Remember overdrafts?

first_img ShareShareSharePrintMailGooglePinterestDiggRedditStumbleuponDeliciousBufferTumblr by: Erin O’HernThere’s no time like the present to review your credit union’s overdraft program and ensure it is not only compliant with existing regulations but that members are fully informed about the terms of the program. I’ve said it before but I will say it again, this time with more urgency, the CFPB is taking a close look at overdraft programs. It’s easy to be lulled into complacency given the length of time the CFPB has been studying the issue, however, times are changing.The CFPB recently announced an enforcement action against a bank in Alabama for its non-compliant and deceptive overdraft program. The CFPB found that the bank failed to obtain required opt-ins from certain customers, delayed fixing the violations until almost a year after discovering them, and misrepresented overdraft fees related to its deposit advance product. The CFPB ordered the bank to provide refunds to any remaining affected customers, correct errors on credit reports, and pay a $7.5 million fine.Even before this enforcement action the CFPB has conducted extensive studies to collect data from consumers and financial institutions. The CFPB also included overdraft issues in its semi-annual rulemaking agenda. Recent comments from the CFPB and their rulemaking agenda suggests the credit union community can expect a proposed rule on overdrafts as early as this fall. continue reading »last_img read more

A 104-year-old Marine Corps veteran is asking people to send him Valentine’s Day cards

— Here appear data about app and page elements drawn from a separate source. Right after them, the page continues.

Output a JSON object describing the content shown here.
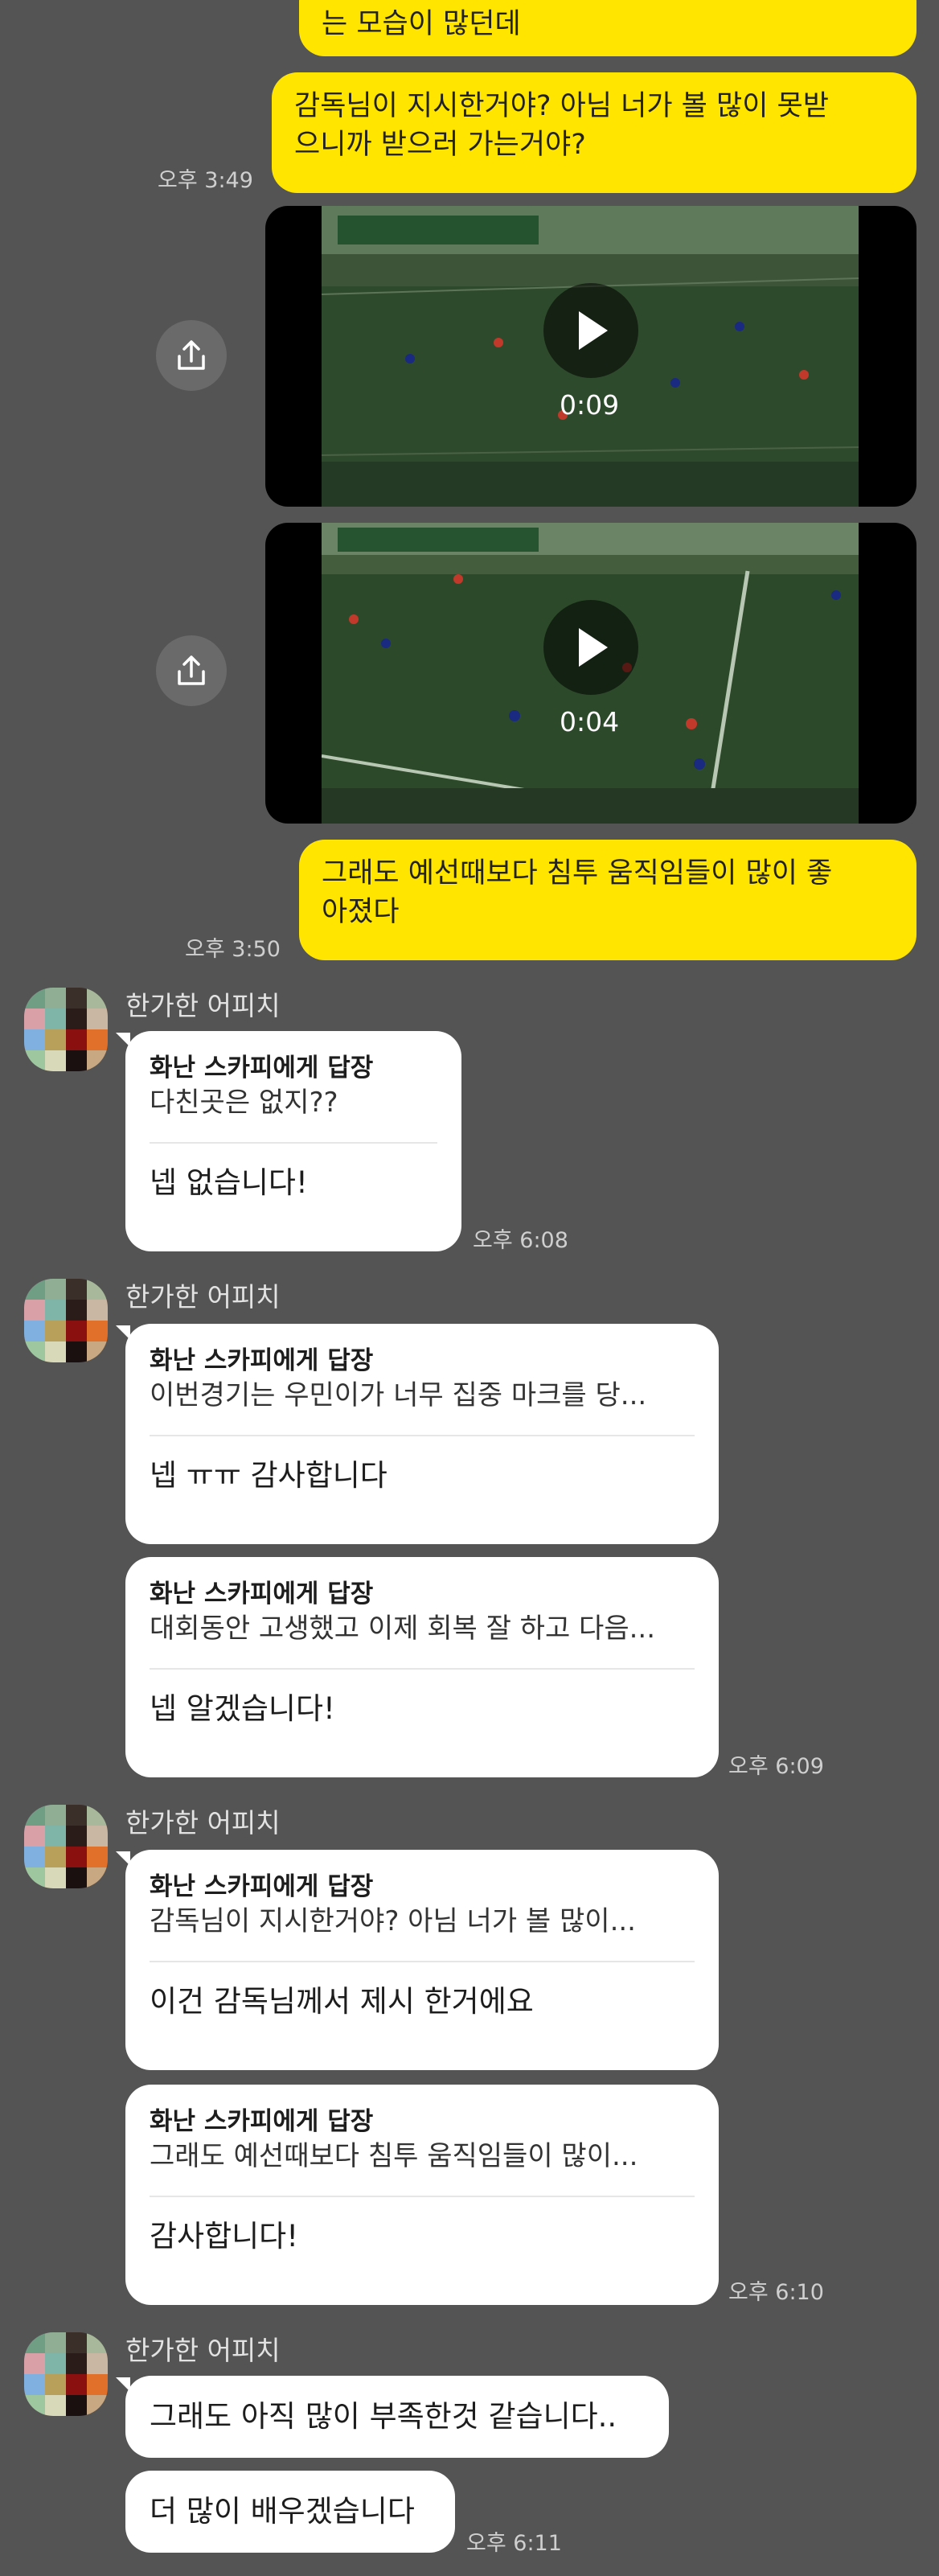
{
  "colors": {
    "background": "#545454",
    "my_bubble": "#FFE500",
    "their_bubble": "#FFFFFF"
  },
  "messages": {
    "top_partial": "는 모습이 많던데",
    "question": "감독님이 지시한거야? 아님 너가 볼 많이 못받\n으니까 받으러 가는거야?",
    "question_time": "오후 3:49",
    "video1_duration": "0:09",
    "video2_duration": "0:04",
    "praise": "그래도 예선때보다 침투 움직임들이 많이 좋\n아졌다",
    "praise_time": "오후 3:50"
  },
  "groups": [
    {
      "sender": "한가한 어피치",
      "replies": [
        {
          "head": "화난 스카피에게 답장",
          "quote": "다친곳은 없지??",
          "text": "넵 없습니다!"
        }
      ],
      "time": "오후 6:08"
    },
    {
      "sender": "한가한 어피치",
      "replies": [
        {
          "head": "화난 스카피에게 답장",
          "quote": "이번경기는 우민이가 너무 집중 마크를 당...",
          "text": "넵 ㅠㅠ 감사합니다"
        },
        {
          "head": "화난 스카피에게 답장",
          "quote": "대회동안 고생했고 이제 회복 잘 하고 다음...",
          "text": "넵 알겠습니다!"
        }
      ],
      "time": "오후 6:09"
    },
    {
      "sender": "한가한 어피치",
      "replies": [
        {
          "head": "화난 스카피에게 답장",
          "quote": "감독님이 지시한거야? 아님 너가 볼 많이...",
          "text": "이건 감독님께서 제시 한거에요"
        },
        {
          "head": "화난 스카피에게 답장",
          "quote": "그래도 예선때보다 침투 움직임들이 많이...",
          "text": "감사합니다!"
        }
      ],
      "time": "오후 6:10"
    },
    {
      "sender": "한가한 어피치",
      "plain": [
        "그래도 아직 많이 부족한것 같습니다..",
        "더 많이 배우겠습니다"
      ],
      "time": "오후 6:11"
    }
  ],
  "icons": {
    "share": "share-icon",
    "play": "play-icon",
    "avatar": "pixelated-avatar"
  }
}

first_imgA 104-year-old US Marine Corps veteran who served in World War II is asking people to send him cards for Valentine’s Day.Maj. Bill White, a California native, told reports that he loves scrap booking because it keeps him busy, and allows him to look back at all the memories he has created.For Valentine’s Day, White said he wants to add to his collection with cards from people all over.White earned a Purple Heart for surviving the Battle of Iwo Jima in 1945. He spent 30 years on active duty, but was taken off the battlefield due to his injuries.If you’d like to send White a Valentine’s Day card, you can mail it to:Operation ValentineATTN: Hold for Maj Bill White, USMC (Ret)The Oaks at Inglewood6725 Inglewood Ave.Stockton, CA 95207last_img read more